A quick phone call requesting a change of address diverts bills from the account holder's attention. Unless individuals check their credit reports, the theft can go unnoticed for a few years.
It took Heidi, a San Diego resident, seven months to learn that her identity had been stolen and used to open 30 credit-card accounts. The 30-something woman, who preferred that her last name not be used for this story, learned of the theft in December, when a clerk said she had exceeded her limit on her department-store charge.
Heidi ordered a copy of her credit report. Twenty pages long, it revealed new charge accounts opened at places she had never shopped - including the Disney Store and JCPenney - and a debt exceeding $30,000. Those whose identities have been stolen spend an average of 175 hours and $808 clearing their names, according to the Identity Theft Resource Center in San Diego.
Like most victims of identity theft, Heidi doesn't know how the thief discovered so much information.
The task of stealing personal data is not a stretch for many criminals. Some miscreants focus on people who send out payments through their curb-side mailboxes. Others sift through incoming mail for preapproved credit-card offers, particularly mouth-watering targets for theft. Still others simply call hundreds of homes, pretending to be a banker "verifying" credit-card information.

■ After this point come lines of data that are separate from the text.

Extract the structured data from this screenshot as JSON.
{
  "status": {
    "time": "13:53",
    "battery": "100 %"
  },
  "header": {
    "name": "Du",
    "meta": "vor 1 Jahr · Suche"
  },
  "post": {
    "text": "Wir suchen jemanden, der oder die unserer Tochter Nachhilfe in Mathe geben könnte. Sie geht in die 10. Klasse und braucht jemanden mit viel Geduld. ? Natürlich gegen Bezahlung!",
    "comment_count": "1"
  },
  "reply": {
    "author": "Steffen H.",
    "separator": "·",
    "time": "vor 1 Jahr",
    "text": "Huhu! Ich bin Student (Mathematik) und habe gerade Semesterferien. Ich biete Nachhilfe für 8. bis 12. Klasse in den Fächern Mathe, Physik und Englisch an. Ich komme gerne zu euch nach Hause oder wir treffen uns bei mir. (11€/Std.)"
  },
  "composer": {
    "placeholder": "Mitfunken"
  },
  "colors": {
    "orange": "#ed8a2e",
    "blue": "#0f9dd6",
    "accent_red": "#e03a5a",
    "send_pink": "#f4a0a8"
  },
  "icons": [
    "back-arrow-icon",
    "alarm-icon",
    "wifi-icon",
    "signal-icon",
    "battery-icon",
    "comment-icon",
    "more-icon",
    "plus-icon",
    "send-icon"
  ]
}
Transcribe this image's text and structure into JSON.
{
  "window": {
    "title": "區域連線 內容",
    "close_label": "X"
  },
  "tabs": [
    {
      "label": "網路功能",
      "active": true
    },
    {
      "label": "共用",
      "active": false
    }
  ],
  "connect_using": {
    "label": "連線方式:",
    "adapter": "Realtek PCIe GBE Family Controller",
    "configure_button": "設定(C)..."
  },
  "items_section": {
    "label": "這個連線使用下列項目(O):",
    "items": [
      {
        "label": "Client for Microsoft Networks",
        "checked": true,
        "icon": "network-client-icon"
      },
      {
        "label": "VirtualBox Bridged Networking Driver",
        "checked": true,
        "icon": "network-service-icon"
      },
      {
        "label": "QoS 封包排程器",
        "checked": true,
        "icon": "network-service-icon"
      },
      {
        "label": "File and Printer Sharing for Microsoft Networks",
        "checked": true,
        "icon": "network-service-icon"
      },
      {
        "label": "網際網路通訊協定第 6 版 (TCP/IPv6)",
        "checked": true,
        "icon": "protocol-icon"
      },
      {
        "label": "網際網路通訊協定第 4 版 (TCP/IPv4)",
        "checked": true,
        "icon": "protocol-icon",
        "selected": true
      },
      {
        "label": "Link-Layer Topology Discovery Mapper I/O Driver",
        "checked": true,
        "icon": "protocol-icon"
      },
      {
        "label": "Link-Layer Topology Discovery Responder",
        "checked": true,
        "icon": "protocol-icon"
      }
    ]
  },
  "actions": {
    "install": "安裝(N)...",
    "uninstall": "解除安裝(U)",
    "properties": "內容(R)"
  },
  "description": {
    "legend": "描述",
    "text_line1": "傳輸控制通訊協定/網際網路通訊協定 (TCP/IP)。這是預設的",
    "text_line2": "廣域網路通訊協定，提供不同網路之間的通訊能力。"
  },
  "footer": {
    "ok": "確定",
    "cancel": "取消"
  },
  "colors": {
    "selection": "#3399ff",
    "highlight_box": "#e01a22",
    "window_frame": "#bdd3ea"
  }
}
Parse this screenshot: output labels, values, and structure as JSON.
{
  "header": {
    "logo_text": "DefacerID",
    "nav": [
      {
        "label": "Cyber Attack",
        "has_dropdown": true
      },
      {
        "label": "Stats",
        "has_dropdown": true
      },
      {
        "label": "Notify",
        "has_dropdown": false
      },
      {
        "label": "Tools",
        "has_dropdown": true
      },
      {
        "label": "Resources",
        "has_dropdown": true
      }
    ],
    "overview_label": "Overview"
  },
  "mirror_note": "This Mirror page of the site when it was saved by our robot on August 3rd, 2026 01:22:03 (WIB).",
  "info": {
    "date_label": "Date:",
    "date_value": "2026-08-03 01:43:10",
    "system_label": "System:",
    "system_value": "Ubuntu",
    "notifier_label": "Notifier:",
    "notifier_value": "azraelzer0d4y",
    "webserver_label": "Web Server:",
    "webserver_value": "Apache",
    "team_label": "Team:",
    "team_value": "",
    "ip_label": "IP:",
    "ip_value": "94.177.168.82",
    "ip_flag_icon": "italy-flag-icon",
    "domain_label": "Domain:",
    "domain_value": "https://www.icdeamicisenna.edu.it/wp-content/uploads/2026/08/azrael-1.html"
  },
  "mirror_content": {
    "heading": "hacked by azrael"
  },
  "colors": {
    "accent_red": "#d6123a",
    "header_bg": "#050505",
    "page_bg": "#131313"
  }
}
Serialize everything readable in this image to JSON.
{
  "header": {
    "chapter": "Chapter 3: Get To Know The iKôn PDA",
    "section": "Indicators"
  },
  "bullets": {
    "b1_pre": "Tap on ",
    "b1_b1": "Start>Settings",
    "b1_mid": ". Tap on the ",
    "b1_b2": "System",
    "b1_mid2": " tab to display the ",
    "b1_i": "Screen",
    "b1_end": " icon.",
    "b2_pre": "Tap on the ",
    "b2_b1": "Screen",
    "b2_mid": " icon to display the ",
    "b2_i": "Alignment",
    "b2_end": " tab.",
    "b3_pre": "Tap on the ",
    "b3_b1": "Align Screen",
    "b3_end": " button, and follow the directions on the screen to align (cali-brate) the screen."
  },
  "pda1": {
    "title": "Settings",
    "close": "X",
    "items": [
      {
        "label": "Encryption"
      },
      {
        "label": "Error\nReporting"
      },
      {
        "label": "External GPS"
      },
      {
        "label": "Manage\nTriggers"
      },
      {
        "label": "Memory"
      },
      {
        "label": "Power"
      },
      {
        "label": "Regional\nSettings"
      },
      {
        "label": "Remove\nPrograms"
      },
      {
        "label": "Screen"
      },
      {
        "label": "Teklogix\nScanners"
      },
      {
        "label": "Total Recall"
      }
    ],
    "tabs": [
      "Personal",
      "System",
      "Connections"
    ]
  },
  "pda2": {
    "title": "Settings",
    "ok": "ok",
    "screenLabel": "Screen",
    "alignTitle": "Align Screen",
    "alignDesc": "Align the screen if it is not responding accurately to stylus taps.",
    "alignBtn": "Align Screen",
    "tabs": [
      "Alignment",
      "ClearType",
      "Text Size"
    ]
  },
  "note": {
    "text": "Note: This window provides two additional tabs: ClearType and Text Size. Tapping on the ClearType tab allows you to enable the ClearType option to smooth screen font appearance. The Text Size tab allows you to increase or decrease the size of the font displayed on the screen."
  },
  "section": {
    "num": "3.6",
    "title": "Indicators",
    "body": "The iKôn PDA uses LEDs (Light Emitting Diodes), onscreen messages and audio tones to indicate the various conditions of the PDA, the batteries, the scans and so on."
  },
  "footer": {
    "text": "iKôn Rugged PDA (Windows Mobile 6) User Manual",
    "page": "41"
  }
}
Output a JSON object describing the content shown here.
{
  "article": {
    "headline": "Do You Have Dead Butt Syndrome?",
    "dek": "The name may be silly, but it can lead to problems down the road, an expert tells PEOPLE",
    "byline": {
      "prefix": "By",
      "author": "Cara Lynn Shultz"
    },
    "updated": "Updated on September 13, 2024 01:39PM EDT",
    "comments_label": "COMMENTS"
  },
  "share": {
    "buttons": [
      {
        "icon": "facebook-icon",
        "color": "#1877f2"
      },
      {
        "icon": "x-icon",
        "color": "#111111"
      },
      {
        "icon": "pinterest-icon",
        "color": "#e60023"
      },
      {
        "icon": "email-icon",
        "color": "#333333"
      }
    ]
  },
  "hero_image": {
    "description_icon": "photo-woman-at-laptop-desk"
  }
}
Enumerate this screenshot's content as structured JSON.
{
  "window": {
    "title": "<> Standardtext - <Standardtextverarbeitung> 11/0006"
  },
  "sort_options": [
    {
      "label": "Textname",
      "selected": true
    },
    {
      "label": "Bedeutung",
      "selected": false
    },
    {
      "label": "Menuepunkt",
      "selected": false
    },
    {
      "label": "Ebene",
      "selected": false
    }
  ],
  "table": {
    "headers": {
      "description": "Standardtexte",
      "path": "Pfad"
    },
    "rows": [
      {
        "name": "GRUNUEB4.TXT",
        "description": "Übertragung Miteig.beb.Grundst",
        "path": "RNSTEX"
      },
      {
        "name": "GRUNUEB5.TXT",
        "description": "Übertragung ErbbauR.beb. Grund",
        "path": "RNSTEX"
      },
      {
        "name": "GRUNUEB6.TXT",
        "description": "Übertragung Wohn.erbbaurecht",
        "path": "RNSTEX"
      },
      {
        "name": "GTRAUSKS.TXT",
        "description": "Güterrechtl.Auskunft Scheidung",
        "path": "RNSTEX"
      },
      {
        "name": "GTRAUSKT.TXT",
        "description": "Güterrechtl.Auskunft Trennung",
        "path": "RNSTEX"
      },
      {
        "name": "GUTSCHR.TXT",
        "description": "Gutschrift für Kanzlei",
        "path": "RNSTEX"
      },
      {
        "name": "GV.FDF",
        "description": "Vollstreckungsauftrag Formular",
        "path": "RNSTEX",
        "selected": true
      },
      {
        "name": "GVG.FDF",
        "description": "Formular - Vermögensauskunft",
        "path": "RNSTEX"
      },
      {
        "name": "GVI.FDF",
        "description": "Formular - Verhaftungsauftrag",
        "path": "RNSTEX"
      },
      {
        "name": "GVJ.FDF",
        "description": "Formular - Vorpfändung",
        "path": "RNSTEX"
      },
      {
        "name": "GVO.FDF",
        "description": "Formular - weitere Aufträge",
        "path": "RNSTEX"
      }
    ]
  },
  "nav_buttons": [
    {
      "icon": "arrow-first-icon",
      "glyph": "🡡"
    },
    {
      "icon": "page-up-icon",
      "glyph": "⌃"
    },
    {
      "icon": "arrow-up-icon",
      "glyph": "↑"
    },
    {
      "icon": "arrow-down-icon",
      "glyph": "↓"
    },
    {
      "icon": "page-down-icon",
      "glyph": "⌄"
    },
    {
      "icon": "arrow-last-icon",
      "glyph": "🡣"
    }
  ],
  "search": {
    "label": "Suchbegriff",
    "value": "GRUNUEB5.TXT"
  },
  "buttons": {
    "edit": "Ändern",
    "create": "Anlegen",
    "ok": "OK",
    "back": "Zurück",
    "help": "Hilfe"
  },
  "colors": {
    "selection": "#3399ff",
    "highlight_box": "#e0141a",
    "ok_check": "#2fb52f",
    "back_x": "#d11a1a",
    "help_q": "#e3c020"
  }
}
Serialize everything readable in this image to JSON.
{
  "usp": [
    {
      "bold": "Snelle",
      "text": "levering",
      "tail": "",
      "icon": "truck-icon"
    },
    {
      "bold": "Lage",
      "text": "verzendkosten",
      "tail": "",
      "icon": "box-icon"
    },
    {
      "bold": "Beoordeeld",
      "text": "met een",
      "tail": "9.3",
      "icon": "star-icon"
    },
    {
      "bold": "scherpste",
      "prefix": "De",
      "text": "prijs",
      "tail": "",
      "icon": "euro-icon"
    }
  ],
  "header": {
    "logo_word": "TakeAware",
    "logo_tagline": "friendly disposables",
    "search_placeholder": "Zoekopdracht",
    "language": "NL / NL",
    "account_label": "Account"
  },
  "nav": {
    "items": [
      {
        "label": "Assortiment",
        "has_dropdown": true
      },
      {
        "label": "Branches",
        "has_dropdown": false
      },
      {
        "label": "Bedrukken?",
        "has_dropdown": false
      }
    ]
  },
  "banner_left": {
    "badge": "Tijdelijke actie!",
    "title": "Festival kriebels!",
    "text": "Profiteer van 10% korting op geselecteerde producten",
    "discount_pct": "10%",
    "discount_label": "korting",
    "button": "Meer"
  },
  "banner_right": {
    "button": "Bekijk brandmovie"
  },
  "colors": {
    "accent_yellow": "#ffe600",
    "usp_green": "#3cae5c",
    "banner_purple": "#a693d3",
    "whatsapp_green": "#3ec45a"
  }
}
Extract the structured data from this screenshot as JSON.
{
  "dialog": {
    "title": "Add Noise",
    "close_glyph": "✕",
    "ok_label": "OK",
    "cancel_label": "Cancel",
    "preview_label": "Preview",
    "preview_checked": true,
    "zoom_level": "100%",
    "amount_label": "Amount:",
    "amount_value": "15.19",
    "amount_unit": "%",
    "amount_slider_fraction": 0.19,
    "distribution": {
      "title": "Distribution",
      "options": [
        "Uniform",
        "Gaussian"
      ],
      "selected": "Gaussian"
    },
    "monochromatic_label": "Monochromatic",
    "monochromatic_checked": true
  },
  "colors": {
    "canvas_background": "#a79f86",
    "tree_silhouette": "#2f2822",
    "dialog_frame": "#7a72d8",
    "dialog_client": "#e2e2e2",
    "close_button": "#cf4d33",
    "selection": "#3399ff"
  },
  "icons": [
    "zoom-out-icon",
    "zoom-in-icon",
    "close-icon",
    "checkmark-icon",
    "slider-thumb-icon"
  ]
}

Technology has simplified most scams. Anyone with a computer, printer, and scanner can falsify personal checks, credit cards, and IDs. One Internet site, called Info World, was recently shut down by the FTC after granting 45 days of access to fake ID templates online.